Work to complete:
Using the entries below, copy out all lines where "property" is found.

***

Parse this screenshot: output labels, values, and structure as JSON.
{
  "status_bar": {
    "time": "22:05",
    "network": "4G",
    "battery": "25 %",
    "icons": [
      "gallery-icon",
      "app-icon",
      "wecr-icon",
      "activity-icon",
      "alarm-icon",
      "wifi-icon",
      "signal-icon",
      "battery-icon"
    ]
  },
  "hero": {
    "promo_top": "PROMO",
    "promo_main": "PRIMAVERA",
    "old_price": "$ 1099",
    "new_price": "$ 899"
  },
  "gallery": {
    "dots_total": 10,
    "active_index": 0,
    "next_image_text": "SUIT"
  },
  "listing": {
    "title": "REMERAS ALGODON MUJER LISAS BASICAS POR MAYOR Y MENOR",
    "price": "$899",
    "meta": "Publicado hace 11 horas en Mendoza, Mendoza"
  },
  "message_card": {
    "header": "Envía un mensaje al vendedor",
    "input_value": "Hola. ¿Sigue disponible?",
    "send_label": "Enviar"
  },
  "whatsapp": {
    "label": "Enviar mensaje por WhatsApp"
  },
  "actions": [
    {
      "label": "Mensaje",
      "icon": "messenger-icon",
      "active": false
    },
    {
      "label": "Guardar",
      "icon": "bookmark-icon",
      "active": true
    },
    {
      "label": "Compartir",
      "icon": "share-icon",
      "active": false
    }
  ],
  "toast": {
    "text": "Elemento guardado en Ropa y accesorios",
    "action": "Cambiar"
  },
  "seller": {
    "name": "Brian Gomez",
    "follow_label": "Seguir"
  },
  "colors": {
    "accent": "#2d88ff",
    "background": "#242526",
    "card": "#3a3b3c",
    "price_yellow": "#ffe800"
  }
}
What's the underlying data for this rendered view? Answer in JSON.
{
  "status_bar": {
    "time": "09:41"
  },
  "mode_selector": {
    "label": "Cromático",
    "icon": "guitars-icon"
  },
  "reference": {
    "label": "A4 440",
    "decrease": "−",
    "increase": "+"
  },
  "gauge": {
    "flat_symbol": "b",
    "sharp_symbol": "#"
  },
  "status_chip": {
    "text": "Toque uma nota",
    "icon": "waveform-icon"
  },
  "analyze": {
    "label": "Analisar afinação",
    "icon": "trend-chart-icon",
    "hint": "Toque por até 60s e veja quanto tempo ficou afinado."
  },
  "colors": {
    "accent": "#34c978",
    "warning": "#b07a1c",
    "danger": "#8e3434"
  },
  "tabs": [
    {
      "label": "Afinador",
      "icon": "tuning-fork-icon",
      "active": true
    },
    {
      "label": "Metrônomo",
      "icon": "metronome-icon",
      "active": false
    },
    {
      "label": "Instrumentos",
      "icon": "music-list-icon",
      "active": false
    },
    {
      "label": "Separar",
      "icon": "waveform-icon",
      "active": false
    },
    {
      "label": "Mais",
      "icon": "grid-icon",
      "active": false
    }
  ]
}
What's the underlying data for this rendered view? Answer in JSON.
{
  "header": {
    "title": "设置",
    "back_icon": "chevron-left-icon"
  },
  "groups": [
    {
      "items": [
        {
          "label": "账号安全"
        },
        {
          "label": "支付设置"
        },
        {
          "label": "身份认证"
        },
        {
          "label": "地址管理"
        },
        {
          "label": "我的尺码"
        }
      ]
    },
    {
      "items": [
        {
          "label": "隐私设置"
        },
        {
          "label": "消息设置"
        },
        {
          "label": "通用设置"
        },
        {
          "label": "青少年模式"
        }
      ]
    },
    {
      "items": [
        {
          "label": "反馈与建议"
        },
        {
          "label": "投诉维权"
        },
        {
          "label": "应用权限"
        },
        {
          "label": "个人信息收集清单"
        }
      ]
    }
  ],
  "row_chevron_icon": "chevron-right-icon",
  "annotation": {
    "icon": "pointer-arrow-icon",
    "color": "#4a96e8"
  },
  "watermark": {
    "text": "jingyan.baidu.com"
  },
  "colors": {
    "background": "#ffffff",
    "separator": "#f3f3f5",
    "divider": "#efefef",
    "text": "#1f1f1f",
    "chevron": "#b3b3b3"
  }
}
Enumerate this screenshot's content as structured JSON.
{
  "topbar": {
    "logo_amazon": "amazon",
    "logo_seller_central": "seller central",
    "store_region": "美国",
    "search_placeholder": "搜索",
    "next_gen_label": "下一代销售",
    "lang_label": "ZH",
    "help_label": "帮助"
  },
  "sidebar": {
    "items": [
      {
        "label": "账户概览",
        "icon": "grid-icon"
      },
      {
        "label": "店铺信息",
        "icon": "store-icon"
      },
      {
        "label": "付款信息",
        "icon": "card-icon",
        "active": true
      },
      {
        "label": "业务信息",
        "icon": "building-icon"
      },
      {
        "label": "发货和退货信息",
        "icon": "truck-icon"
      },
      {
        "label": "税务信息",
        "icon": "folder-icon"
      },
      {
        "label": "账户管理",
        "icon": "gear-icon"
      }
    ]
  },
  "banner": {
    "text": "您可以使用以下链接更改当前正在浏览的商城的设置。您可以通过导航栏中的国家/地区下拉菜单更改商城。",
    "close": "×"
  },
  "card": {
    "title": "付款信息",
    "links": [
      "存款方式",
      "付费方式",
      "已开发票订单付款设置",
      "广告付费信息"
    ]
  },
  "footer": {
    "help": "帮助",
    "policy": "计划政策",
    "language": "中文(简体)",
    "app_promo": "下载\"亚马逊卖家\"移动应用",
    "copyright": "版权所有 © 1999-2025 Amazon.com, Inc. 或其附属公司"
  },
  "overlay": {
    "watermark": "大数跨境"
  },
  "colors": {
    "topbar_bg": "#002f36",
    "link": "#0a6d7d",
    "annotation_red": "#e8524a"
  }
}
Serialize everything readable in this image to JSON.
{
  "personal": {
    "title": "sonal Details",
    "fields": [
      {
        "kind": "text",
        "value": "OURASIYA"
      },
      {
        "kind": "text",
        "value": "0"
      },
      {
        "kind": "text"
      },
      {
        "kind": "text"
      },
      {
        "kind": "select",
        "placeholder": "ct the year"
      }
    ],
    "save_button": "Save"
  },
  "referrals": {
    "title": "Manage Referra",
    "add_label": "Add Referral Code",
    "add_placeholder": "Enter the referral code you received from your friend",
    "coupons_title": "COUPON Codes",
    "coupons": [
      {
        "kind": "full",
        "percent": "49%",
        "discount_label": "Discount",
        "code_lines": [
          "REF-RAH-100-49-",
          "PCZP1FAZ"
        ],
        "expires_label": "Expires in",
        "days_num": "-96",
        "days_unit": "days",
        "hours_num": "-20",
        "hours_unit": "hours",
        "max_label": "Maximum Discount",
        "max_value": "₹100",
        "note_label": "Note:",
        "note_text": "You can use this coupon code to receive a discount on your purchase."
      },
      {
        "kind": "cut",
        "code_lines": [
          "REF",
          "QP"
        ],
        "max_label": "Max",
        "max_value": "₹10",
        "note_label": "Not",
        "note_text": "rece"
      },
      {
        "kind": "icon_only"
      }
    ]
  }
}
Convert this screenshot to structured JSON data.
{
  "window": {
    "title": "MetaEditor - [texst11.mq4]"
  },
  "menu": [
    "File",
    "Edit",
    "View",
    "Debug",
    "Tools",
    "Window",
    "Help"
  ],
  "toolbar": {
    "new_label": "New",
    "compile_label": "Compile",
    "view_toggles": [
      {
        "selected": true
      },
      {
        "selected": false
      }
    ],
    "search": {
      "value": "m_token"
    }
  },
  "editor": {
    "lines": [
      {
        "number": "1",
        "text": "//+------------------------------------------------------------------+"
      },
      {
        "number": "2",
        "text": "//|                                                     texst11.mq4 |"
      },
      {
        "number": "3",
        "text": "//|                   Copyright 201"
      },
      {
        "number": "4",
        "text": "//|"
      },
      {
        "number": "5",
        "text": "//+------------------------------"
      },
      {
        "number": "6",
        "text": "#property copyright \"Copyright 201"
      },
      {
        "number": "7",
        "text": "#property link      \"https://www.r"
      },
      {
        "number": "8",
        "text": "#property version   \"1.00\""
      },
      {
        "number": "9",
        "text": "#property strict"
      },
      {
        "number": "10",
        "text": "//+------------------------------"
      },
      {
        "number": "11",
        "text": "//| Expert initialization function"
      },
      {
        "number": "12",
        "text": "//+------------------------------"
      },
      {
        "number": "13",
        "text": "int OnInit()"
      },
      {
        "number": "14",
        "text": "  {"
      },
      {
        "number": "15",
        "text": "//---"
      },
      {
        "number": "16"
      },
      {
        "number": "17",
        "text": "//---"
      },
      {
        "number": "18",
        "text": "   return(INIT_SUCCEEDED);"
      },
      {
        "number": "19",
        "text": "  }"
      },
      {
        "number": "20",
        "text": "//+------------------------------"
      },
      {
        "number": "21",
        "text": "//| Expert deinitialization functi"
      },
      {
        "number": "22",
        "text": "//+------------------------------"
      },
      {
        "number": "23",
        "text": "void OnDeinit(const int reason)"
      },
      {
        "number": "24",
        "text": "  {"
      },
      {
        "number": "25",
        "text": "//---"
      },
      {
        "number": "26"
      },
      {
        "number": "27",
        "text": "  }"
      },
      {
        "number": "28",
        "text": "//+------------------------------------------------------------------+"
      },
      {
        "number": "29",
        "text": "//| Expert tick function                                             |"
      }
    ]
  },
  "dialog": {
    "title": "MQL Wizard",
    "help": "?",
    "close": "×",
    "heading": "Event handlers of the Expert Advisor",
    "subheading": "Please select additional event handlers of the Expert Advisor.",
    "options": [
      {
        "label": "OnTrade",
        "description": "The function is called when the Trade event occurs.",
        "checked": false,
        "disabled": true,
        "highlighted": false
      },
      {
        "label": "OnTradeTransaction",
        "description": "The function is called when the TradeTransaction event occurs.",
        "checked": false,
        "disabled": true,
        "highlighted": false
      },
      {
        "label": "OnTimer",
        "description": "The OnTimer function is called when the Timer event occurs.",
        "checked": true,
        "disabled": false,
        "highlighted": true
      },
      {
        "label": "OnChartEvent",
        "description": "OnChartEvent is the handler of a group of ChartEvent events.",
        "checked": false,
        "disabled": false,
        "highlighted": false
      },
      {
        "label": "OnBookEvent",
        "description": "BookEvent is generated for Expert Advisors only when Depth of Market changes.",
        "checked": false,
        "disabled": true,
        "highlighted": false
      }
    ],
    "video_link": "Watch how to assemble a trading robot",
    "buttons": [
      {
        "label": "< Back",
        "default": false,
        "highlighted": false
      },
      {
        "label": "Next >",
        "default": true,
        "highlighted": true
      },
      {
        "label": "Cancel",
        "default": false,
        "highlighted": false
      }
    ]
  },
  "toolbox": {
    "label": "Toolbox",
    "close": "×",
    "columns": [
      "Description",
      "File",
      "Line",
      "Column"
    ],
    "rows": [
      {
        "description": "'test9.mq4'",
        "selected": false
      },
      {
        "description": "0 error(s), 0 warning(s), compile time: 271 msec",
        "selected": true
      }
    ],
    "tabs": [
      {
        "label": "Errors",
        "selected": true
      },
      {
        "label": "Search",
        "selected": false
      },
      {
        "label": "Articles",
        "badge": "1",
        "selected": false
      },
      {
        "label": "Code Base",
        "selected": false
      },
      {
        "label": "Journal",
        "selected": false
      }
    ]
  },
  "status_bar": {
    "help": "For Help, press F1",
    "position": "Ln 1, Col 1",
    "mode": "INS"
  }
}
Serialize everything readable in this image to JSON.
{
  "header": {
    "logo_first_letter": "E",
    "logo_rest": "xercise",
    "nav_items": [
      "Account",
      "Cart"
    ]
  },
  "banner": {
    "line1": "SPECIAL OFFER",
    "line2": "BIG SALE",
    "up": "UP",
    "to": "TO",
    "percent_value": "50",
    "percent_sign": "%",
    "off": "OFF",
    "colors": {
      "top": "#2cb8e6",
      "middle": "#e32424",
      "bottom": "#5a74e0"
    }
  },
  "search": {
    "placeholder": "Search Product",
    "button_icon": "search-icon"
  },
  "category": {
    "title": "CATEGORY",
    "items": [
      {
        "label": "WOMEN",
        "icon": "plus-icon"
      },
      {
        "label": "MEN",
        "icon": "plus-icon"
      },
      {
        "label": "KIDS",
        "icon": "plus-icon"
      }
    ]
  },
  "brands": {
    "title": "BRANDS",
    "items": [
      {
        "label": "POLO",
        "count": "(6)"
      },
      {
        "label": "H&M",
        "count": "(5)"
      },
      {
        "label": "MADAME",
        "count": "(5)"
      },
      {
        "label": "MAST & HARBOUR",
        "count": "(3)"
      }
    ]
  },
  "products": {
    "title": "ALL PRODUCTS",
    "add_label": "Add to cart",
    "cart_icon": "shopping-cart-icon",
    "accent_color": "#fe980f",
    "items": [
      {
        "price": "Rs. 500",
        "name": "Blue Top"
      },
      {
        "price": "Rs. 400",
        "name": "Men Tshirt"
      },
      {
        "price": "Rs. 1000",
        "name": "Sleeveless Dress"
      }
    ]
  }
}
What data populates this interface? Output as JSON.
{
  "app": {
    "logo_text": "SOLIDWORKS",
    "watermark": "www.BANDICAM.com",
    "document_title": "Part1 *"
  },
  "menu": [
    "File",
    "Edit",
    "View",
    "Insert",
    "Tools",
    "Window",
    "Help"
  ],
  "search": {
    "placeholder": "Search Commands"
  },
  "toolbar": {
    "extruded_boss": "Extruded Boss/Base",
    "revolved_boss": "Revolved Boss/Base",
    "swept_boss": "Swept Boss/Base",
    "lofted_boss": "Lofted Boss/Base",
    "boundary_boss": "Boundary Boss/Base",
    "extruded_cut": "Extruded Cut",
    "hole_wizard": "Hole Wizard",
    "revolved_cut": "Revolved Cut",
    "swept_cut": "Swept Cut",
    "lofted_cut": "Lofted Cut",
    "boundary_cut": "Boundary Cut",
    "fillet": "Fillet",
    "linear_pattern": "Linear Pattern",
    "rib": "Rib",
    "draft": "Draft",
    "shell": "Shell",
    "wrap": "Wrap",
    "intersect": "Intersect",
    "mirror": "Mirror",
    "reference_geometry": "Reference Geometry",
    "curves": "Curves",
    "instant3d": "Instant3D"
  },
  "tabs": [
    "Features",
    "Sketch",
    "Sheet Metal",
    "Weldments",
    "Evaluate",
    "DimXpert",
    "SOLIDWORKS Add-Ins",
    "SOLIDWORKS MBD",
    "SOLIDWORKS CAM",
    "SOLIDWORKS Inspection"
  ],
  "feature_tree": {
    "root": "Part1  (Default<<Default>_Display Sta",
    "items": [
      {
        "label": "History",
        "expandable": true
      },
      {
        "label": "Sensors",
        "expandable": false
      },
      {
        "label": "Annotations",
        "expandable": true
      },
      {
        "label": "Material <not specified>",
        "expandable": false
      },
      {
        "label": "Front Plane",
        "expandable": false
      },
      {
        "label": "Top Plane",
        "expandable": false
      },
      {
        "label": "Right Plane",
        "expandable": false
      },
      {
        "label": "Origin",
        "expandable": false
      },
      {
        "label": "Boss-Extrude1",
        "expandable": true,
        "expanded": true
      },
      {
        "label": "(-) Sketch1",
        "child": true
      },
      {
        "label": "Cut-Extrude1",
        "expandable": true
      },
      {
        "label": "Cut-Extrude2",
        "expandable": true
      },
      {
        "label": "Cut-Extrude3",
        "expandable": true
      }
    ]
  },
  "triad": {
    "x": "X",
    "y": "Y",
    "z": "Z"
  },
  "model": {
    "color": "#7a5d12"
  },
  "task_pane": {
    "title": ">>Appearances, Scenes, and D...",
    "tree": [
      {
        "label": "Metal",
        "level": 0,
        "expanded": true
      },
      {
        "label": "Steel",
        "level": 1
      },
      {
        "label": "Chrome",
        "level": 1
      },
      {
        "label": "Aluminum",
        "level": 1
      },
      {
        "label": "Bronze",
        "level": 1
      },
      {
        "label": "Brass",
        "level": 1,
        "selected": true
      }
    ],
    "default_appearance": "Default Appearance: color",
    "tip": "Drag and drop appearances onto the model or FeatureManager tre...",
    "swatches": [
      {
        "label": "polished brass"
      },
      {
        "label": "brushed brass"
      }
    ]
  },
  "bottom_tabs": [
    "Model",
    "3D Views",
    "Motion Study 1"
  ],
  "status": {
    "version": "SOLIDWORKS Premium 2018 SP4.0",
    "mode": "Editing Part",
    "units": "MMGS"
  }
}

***

Written solution:
        "text": "#property copyright \"Copyright 201"
        "text": "#property link      \"https://www.r"
        "text": "#property version   \"1.00\""
        "text": "#property strict"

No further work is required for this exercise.